All eight defendants recognized that they signed the agreement knowingly and willingly. Their lawyers, as well as Prosecutor Māris Leja asked the court to attest to the agreement. The verdict will be handed down on February 20.
“We're pleased that the long process has ended!,” said hospital foundation representative Baiba Sprice.
The penalties include fines, partial confiscation of property, forced labor and conditional imprisonment. The prosecutor didn't ask for unconditional imprisonment, explaining his decision by comparing the situation with penalties in other corruption cases.
Defendants in the case include former hospital board member and Head of the Procurement Commission Arnis Kramzaks, former BKUS Administrative Manager Aivars Lisenko, State Fire and Rescue Service (VUGD) Inspector Juris Šmits, "Projektu vadības un attīstības birojs" (“Project Management and Development Office”) Board Member Raitis Muižnieks, as well as individuals Aleksandrs Kreicers, Sergejs Kravcovs, Georgijs Pimenovs and Mikhails Kreistsars.
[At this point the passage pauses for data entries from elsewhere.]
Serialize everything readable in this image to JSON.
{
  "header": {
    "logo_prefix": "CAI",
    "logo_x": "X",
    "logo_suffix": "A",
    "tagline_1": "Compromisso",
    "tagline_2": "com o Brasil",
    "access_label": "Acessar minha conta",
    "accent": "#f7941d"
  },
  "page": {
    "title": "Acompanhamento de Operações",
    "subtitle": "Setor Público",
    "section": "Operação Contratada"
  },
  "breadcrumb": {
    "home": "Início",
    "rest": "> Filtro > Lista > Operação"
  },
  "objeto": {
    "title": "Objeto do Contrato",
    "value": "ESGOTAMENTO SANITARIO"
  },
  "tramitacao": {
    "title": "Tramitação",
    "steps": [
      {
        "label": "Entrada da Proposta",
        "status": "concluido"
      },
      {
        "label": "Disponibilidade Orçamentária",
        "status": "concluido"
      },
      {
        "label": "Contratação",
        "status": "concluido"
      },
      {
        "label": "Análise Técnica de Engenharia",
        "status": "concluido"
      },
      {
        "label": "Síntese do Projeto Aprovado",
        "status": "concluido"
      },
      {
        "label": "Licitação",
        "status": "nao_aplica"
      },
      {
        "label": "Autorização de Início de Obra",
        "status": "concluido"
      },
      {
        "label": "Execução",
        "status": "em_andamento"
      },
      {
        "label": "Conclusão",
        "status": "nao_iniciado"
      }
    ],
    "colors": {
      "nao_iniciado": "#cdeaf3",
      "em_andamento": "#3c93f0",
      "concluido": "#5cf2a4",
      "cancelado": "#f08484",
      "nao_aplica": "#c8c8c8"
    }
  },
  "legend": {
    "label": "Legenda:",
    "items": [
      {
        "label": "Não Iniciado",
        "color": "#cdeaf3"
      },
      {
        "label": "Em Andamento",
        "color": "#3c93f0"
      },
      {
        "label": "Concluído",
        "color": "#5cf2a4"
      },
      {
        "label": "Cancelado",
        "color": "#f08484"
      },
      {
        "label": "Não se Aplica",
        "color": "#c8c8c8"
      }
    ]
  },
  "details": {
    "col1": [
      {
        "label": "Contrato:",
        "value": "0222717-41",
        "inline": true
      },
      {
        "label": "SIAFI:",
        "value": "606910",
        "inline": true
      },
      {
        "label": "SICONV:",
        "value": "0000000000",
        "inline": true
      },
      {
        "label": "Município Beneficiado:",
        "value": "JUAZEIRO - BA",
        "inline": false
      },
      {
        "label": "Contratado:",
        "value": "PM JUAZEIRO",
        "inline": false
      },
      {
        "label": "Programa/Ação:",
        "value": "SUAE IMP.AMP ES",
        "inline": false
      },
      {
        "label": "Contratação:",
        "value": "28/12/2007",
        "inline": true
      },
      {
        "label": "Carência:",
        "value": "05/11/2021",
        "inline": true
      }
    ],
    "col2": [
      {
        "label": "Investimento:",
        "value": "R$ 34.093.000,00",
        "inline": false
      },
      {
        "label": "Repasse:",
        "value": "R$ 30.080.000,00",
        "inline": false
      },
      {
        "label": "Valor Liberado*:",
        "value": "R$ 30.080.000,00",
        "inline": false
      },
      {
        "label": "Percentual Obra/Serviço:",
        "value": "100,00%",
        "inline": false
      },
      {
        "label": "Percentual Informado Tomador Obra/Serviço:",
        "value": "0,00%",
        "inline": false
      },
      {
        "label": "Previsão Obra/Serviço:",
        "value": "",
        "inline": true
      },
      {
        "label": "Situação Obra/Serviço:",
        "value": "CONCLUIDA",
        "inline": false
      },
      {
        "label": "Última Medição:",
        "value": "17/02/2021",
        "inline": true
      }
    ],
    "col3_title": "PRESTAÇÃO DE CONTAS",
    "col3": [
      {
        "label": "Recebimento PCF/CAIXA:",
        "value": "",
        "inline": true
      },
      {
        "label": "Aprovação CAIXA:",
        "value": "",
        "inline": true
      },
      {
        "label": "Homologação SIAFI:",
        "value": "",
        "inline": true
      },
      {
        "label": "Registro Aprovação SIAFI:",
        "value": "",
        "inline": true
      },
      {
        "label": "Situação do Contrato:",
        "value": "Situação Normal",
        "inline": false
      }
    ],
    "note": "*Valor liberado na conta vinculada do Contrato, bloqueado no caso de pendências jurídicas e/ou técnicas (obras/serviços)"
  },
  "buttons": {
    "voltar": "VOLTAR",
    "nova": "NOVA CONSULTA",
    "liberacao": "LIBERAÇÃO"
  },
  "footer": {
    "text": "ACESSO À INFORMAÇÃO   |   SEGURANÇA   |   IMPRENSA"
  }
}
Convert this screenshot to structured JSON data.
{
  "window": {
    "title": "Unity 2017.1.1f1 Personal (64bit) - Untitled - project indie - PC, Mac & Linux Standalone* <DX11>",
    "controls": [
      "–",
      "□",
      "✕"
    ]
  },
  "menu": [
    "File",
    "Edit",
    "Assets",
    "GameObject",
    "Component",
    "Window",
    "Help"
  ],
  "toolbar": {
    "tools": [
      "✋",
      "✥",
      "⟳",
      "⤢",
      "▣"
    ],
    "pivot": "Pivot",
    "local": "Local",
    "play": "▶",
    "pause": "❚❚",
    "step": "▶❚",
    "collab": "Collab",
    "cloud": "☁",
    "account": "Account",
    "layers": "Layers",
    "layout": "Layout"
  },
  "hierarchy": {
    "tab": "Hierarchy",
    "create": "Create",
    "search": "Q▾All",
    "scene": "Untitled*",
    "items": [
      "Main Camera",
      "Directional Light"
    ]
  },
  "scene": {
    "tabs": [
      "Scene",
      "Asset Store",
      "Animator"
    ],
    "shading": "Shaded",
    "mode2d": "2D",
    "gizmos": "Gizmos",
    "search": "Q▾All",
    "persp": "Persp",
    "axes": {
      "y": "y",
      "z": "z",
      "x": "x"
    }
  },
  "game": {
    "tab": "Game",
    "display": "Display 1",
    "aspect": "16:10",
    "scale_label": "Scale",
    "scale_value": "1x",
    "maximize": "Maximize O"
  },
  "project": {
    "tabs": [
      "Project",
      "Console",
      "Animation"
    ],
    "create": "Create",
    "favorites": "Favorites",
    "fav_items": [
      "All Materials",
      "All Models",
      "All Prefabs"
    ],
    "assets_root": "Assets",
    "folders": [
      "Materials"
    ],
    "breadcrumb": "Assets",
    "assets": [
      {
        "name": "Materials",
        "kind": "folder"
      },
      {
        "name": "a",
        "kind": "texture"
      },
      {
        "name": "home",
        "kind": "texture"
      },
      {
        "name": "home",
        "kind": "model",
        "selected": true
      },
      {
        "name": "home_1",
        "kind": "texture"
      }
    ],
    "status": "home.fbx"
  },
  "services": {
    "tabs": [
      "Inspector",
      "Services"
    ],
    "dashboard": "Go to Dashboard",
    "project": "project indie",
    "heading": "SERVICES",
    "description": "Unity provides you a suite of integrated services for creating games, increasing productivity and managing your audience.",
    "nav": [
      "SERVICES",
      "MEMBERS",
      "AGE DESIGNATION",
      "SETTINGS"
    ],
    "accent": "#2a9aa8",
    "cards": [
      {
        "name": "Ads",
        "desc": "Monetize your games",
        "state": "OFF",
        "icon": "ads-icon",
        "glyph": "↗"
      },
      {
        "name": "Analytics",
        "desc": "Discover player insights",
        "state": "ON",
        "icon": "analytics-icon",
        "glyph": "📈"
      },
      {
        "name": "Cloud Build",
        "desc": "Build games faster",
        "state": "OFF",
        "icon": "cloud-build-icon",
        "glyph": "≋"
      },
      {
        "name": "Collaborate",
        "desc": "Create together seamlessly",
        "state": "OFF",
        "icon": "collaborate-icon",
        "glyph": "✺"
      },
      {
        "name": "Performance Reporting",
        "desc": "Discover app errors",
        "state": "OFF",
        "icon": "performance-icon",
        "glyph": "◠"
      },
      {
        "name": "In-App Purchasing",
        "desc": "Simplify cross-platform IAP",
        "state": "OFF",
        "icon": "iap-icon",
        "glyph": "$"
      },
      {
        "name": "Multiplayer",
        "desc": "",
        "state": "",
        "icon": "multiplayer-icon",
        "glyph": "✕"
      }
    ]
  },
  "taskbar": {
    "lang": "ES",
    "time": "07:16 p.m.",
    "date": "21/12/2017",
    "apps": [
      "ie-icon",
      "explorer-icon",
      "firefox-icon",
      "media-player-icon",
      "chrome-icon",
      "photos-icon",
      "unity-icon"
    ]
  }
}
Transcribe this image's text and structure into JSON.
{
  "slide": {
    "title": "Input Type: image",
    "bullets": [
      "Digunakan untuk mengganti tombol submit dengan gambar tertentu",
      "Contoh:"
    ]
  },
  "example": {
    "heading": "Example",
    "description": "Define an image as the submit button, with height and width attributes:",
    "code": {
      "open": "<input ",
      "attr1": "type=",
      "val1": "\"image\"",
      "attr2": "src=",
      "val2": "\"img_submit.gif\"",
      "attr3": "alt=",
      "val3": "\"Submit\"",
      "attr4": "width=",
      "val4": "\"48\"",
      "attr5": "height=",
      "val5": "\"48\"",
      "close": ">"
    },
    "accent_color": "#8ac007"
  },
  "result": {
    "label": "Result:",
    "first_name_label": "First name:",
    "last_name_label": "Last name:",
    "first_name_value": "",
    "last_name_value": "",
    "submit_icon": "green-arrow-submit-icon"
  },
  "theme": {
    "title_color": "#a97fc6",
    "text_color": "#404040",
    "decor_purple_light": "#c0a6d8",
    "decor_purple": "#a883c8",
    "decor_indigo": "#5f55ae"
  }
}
Kramzaks and Lisenko were accused of attempted fraud and taking bribes. Šmits was accused of taking bribes, but Pimenovs and Kreistsars of bribery. Kreicers was accused of assisting attempted fraud and also bribery. Muižnieks was accused of assisting attempted fraud, as well as taking bribes. Lastly, Kravcovs was accused of fraud.
The courts began proceedings in regards to the BKUS bribery case on February 5, 2013. According to the accusations Kramzaks convinced construction companies to artificially inflate the prices for various procurements with plans to choose them in the end. The fraudulent amounts vary from a few hundred to tens of thousands of lats. The victims in the case include BKUS and the Children's Hospital Fund, which have requested compensation of 118,652 euros and 11,183 euros respectively.
As previously reported, in 2015 a criminal probe was opened by the Corruption Prevention and Combating Bureau (KNAB) into a group of x-ray technicians and medical staff at Riga’s leading hospitals for requesting and accepting bribes for moving patients up in line.
Taking illegal advantage of their position, the group from Riga East Clinical University Hospital allegedly conspired to offer queue-hopping privileges to patients needing expedited magnetic-resonance imaging services (MRIs), requesting and accepting illegal cash benefits from them, said KNAB representative Laura Dūša.
Such crimes carry a possible five-year sentence of jail or community service, monetary fines and prohibitions from serving in the profession for up to five years.